= Beginning of Section =

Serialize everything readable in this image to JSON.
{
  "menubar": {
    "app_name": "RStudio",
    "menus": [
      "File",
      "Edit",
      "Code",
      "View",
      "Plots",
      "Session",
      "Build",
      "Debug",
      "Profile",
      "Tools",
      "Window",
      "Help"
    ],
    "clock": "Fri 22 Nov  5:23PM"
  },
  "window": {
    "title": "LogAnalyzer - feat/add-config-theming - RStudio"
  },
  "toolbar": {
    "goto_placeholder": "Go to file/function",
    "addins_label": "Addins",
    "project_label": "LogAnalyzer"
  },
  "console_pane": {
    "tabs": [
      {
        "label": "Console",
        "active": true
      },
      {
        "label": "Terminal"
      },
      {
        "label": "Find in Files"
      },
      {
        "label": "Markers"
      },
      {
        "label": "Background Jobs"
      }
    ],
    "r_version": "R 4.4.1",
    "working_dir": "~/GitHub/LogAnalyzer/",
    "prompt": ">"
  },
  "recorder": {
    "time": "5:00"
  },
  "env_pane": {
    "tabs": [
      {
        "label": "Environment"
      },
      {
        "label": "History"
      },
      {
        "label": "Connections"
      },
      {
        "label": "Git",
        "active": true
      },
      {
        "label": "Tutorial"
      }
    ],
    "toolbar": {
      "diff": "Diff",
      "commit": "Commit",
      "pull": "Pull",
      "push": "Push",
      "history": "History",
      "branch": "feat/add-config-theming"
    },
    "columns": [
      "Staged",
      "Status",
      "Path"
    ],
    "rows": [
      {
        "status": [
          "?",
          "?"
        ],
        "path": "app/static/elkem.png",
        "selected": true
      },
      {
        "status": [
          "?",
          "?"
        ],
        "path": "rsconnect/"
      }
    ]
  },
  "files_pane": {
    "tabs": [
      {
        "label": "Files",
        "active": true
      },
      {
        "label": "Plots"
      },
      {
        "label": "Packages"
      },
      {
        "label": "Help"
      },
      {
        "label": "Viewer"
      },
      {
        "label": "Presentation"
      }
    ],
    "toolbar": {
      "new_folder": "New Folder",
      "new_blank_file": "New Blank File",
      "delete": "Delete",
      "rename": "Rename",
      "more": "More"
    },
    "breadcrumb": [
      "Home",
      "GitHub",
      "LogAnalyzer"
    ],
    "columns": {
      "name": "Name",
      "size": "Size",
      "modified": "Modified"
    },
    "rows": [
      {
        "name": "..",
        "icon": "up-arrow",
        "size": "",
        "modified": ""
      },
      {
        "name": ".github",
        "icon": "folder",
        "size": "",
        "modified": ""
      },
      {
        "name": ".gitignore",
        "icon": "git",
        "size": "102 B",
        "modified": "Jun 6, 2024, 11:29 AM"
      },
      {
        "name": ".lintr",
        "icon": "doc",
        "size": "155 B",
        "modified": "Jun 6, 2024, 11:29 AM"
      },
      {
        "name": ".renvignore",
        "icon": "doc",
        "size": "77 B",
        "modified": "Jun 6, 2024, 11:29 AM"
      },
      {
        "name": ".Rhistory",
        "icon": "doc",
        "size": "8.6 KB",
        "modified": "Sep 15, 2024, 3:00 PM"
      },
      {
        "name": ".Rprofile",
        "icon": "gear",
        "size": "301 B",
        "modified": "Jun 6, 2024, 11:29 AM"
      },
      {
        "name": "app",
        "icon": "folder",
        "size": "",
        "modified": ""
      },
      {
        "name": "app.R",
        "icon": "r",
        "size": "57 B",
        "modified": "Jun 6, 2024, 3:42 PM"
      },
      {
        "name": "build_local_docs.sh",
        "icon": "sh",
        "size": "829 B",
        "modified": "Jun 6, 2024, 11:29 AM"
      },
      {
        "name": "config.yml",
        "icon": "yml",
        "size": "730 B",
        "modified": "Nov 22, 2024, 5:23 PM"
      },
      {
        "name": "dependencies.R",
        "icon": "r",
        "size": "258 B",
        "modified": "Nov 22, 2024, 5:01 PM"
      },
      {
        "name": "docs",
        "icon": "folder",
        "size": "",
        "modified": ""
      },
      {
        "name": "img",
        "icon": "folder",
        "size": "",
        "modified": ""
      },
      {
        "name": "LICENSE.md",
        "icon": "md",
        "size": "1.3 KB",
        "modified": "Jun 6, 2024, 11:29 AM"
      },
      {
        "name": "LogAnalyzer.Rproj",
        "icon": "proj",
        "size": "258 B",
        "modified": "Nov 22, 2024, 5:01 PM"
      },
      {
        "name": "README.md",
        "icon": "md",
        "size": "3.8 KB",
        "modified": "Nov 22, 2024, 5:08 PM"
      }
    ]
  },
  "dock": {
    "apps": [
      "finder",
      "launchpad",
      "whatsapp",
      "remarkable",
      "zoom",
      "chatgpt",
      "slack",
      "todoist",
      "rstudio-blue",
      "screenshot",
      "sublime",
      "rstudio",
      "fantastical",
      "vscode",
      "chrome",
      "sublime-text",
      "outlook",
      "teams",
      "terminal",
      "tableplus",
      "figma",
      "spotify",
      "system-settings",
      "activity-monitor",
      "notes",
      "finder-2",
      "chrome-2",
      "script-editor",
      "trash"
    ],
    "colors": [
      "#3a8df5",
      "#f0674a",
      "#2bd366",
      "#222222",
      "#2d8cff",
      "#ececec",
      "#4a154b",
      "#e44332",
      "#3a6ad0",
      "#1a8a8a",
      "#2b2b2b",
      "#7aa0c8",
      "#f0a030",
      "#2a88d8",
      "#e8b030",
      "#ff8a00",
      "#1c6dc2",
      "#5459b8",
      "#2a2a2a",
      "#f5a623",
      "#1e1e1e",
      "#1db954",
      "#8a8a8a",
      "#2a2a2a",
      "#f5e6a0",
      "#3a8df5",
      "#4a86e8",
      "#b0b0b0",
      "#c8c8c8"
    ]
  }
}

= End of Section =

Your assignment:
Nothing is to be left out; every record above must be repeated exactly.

Task result:
Serialize everything readable in this image to JSON.
{
  "menubar": {
    "app_name": "RStudio",
    "menus": [
      "File",
      "Edit",
      "Code",
      "View",
      "Plots",
      "Session",
      "Build",
      "Debug",
      "Profile",
      "Tools",
      "Window",
      "Help"
    ],
    "clock": "Fri 22 Nov  5:23PM"
  },
  "window": {
    "title": "LogAnalyzer - feat/add-config-theming - RStudio"
  },
  "toolbar": {
    "goto_placeholder": "Go to file/function",
    "addins_label": "Addins",
    "project_label": "LogAnalyzer"
  },
  "console_pane": {
    "tabs": [
      {
        "label": "Console",
        "active": true
      },
      {
        "label": "Terminal"
      },
      {
        "label": "Find in Files"
      },
      {
        "label": "Markers"
      },
      {
        "label": "Background Jobs"
      }
    ],
    "r_version": "R 4.4.1",
    "working_dir": "~/GitHub/LogAnalyzer/",
    "prompt": ">"
  },
  "recorder": {
    "time": "5:00"
  },
  "env_pane": {
    "tabs": [
      {
        "label": "Environment"
      },
      {
        "label": "History"
      },
      {
        "label": "Connections"
      },
      {
        "label": "Git",
        "active": true
      },
      {
        "label": "Tutorial"
      }
    ],
    "toolbar": {
      "diff": "Diff",
      "commit": "Commit",
      "pull": "Pull",
      "push": "Push",
      "history": "History",
      "branch": "feat/add-config-theming"
    },
    "columns": [
      "Staged",
      "Status",
      "Path"
    ],
    "rows": [
      {
        "status": [
          "?",
          "?"
        ],
        "path": "app/static/elkem.png",
        "selected": true
      },
      {
        "status": [
          "?",
          "?"
        ],
        "path": "rsconnect/"
      }
    ]
  },
  "files_pane": {
    "tabs": [
      {
        "label": "Files",
        "active": true
      },
      {
        "label": "Plots"
      },
      {
        "label": "Packages"
      },
      {
        "label": "Help"
      },
      {
        "label": "Viewer"
      },
      {
        "label": "Presentation"
      }
    ],
    "toolbar": {
      "new_folder": "New Folder",
      "new_blank_file": "New Blank File",
      "delete": "Delete",
      "rename": "Rename",
      "more": "More"
    },
    "breadcrumb": [
      "Home",
      "GitHub",
      "LogAnalyzer"
    ],
    "columns": {
      "name": "Name",
      "size": "Size",
      "modified": "Modified"
    },
    "rows": [
      {
        "name": "..",
        "icon": "up-arrow",
        "size": "",
        "modified": ""
      },
      {
        "name": ".github",
        "icon": "folder",
        "size": "",
        "modified": ""
      },
      {
        "name": ".gitignore",
        "icon": "git",
        "size": "102 B",
        "modified": "Jun 6, 2024, 11:29 AM"
      },
      {
        "name": ".lintr",
        "icon": "doc",
        "size": "155 B",
        "modified": "Jun 6, 2024, 11:29 AM"
      },
      {
        "name": ".renvignore",
        "icon": "doc",
        "size": "77 B",
        "modified": "Jun 6, 2024, 11:29 AM"
      },
      {
        "name": ".Rhistory",
        "icon": "doc",
        "size": "8.6 KB",
        "modified": "Sep 15, 2024, 3:00 PM"
      },
      {
        "name": ".Rprofile",
        "icon": "gear",
        "size": "301 B",
        "modified": "Jun 6, 2024, 11:29 AM"
      },
      {
        "name": "app",
        "icon": "folder",
        "size": "",
        "modified": ""
      },
      {
        "name": "app.R",
        "icon": "r",
        "size": "57 B",
        "modified": "Jun 6, 2024, 3:42 PM"
      },
      {
        "name": "build_local_docs.sh",
        "icon": "sh",
        "size": "829 B",
        "modified": "Jun 6, 2024, 11:29 AM"
      },
      {
        "name": "config.yml",
        "icon": "yml",
        "size": "730 B",
        "modified": "Nov 22, 2024, 5:23 PM"
      },
      {
        "name": "dependencies.R",
        "icon": "r",
        "size": "258 B",
        "modified": "Nov 22, 2024, 5:01 PM"
      },
      {
        "name": "docs",
        "icon": "folder",
        "size": "",
        "modified": ""
      },
      {
        "name": "img",
        "icon": "folder",
        "size": "",
        "modified": ""
      },
      {
        "name": "LICENSE.md",
        "icon": "md",
        "size": "1.3 KB",
        "modified": "Jun 6, 2024, 11:29 AM"
      },
      {
        "name": "LogAnalyzer.Rproj",
        "icon": "proj",
        "size": "258 B",
        "modified": "Nov 22, 2024, 5:01 PM"
      },
      {
        "name": "README.md",
        "icon": "md",
        "size": "3.8 KB",
        "modified": "Nov 22, 2024, 5:08 PM"
      }
    ]
  },
  "dock": {
    "apps": [
      "finder",
      "launchpad",
      "whatsapp",
      "remarkable",
      "zoom",
      "chatgpt",
      "slack",
      "todoist",
      "rstudio-blue",
      "screenshot",
      "sublime",
      "rstudio",
      "fantastical",
      "vscode",
      "chrome",
      "sublime-text",
      "outlook",
      "teams",
      "terminal",
      "tableplus",
      "figma",
      "spotify",
      "system-settings",
      "activity-monitor",
      "notes",
      "finder-2",
      "chrome-2",
      "script-editor",
      "trash"
    ],
    "colors": [
      "#3a8df5",
      "#f0674a",
      "#2bd366",
      "#222222",
      "#2d8cff",
      "#ececec",
      "#4a154b",
      "#e44332",
      "#3a6ad0",
      "#1a8a8a",
      "#2b2b2b",
      "#7aa0c8",
      "#f0a030",
      "#2a88d8",
      "#e8b030",
      "#ff8a00",
      "#1c6dc2",
      "#5459b8",
      "#2a2a2a",
      "#f5a623",
      "#1e1e1e",
      "#1db954",
      "#8a8a8a",
      "#2a2a2a",
      "#f5e6a0",
      "#3a8df5",
      "#4a86e8",
      "#b0b0b0",
      "#c8c8c8"
    ]
  }
}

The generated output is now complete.